PROBLEM STATEMENT - Each entry needs to be reproduced exactly as it is.

+++ RECORDS FOR THE EXERCISE +++

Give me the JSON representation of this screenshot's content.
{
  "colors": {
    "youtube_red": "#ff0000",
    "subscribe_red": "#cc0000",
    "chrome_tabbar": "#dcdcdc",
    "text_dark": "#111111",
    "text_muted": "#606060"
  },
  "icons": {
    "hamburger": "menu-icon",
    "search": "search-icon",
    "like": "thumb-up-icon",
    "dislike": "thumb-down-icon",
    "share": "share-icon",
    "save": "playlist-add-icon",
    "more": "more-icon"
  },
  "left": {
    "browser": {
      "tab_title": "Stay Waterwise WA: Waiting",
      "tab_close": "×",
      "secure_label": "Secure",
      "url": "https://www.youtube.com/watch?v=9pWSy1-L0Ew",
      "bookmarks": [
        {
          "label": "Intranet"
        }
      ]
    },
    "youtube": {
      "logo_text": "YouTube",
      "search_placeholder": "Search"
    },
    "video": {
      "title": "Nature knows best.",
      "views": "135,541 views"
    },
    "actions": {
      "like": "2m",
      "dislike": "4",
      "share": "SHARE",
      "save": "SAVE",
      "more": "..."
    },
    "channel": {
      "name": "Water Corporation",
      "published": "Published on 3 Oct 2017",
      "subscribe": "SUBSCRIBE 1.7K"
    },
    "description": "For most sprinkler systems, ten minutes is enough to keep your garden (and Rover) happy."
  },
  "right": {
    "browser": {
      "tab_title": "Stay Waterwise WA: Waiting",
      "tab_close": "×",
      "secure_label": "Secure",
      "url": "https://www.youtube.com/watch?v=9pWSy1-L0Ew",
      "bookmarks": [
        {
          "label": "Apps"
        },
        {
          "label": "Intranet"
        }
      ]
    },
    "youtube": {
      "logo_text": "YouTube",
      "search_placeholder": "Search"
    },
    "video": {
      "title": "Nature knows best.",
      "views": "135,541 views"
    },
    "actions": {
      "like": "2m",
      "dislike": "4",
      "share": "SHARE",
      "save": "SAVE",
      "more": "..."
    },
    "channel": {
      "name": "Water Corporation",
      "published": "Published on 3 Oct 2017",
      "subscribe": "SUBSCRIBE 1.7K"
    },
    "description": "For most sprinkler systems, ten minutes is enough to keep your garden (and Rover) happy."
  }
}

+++

EXPECTED ANSWER -
Give me the JSON representation of this screenshot's content.
{
  "colors": {
    "youtube_red": "#ff0000",
    "subscribe_red": "#cc0000",
    "chrome_tabbar": "#dcdcdc",
    "text_dark": "#111111",
    "text_muted": "#606060"
  },
  "icons": {
    "hamburger": "menu-icon",
    "search": "search-icon",
    "like": "thumb-up-icon",
    "dislike": "thumb-down-icon",
    "share": "share-icon",
    "save": "playlist-add-icon",
    "more": "more-icon"
  },
  "left": {
    "browser": {
      "tab_title": "Stay Waterwise WA: Waiting",
      "tab_close": "×",
      "secure_label": "Secure",
      "url": "https://www.youtube.com/watch?v=9pWSy1-L0Ew",
      "bookmarks": [
        {
          "label": "Intranet"
        }
      ]
    },
    "youtube": {
      "logo_text": "YouTube",
      "search_placeholder": "Search"
    },
    "video": {
      "title": "Nature knows best.",
      "views": "135,541 views"
    },
    "actions": {
      "like": "2m",
      "dislike": "4",
      "share": "SHARE",
      "save": "SAVE",
      "more": "..."
    },
    "channel": {
      "name": "Water Corporation",
      "published": "Published on 3 Oct 2017",
      "subscribe": "SUBSCRIBE 1.7K"
    },
    "description": "For most sprinkler systems, ten minutes is enough to keep your garden (and Rover) happy."
  },
  "right": {
    "browser": {
      "tab_title": "Stay Waterwise WA: Waiting",
      "tab_close": "×",
      "secure_label": "Secure",
      "url": "https://www.youtube.com/watch?v=9pWSy1-L0Ew",
      "bookmarks": [
        {
          "label": "Apps"
        },
        {
          "label": "Intranet"
        }
      ]
    },
    "youtube": {
      "logo_text": "YouTube",
      "search_placeholder": "Search"
    },
    "video": {
      "title": "Nature knows best.",
      "views": "135,541 views"
    },
    "actions": {
      "like": "2m",
      "dislike": "4",
      "share": "SHARE",
      "save": "SAVE",
      "more": "..."
    },
    "channel": {
      "name": "Water Corporation",
      "published": "Published on 3 Oct 2017",
      "subscribe": "SUBSCRIBE 1.7K"
    },
    "description": "For most sprinkler systems, ten minutes is enough to keep your garden (and Rover) happy."
  }
}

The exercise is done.